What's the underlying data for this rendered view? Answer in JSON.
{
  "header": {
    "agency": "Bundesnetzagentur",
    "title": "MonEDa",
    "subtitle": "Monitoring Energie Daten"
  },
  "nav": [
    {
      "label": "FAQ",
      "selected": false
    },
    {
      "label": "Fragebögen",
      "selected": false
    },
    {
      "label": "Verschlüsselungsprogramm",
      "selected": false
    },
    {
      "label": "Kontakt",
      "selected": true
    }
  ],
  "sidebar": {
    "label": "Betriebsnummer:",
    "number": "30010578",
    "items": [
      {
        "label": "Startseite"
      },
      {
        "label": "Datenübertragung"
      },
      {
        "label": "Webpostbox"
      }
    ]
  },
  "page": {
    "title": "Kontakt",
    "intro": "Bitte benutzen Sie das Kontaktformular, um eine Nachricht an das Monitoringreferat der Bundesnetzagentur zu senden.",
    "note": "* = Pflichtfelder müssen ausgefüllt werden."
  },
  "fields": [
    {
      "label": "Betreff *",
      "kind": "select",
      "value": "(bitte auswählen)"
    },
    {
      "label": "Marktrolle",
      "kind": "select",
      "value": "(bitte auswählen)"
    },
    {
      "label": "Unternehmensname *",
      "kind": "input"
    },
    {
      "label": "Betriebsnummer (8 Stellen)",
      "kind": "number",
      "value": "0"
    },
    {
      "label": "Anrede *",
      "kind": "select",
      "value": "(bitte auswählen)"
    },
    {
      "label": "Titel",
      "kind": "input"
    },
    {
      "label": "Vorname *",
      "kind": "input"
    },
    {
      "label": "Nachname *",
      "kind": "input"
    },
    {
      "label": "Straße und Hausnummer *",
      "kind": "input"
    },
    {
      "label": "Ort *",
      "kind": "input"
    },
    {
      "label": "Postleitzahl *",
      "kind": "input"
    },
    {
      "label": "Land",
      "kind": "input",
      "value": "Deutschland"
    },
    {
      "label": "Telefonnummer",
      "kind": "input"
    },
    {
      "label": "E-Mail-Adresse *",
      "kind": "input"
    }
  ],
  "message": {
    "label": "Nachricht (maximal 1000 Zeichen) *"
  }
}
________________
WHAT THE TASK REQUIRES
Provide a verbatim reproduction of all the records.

YOUR RESPONSE
What's the underlying data for this rendered view? Answer in JSON.
{
  "header": {
    "agency": "Bundesnetzagentur",
    "title": "MonEDa",
    "subtitle": "Monitoring Energie Daten"
  },
  "nav": [
    {
      "label": "FAQ",
      "selected": false
    },
    {
      "label": "Fragebögen",
      "selected": false
    },
    {
      "label": "Verschlüsselungsprogramm",
      "selected": false
    },
    {
      "label": "Kontakt",
      "selected": true
    }
  ],
  "sidebar": {
    "label": "Betriebsnummer:",
    "number": "30010578",
    "items": [
      {
        "label": "Startseite"
      },
      {
        "label": "Datenübertragung"
      },
      {
        "label": "Webpostbox"
      }
    ]
  },
  "page": {
    "title": "Kontakt",
    "intro": "Bitte benutzen Sie das Kontaktformular, um eine Nachricht an das Monitoringreferat der Bundesnetzagentur zu senden.",
    "note": "* = Pflichtfelder müssen ausgefüllt werden."
  },
  "fields": [
    {
      "label": "Betreff *",
      "kind": "select",
      "value": "(bitte auswählen)"
    },
    {
      "label": "Marktrolle",
      "kind": "select",
      "value": "(bitte auswählen)"
    },
    {
      "label": "Unternehmensname *",
      "kind": "input"
    },
    {
      "label": "Betriebsnummer (8 Stellen)",
      "kind": "number",
      "value": "0"
    },
    {
      "label": "Anrede *",
      "kind": "select",
      "value": "(bitte auswählen)"
    },
    {
      "label": "Titel",
      "kind": "input"
    },
    {
      "label": "Vorname *",
      "kind": "input"
    },
    {
      "label": "Nachname *",
      "kind": "input"
    },
    {
      "label": "Straße und Hausnummer *",
      "kind": "input"
    },
    {
      "label": "Ort *",
      "kind": "input"
    },
    {
      "label": "Postleitzahl *",
      "kind": "input"
    },
    {
      "label": "Land",
      "kind": "input",
      "value": "Deutschland"
    },
    {
      "label": "Telefonnummer",
      "kind": "input"
    },
    {
      "label": "E-Mail-Adresse *",
      "kind": "input"
    }
  ],
  "message": {
    "label": "Nachricht (maximal 1000 Zeichen) *"
  }
}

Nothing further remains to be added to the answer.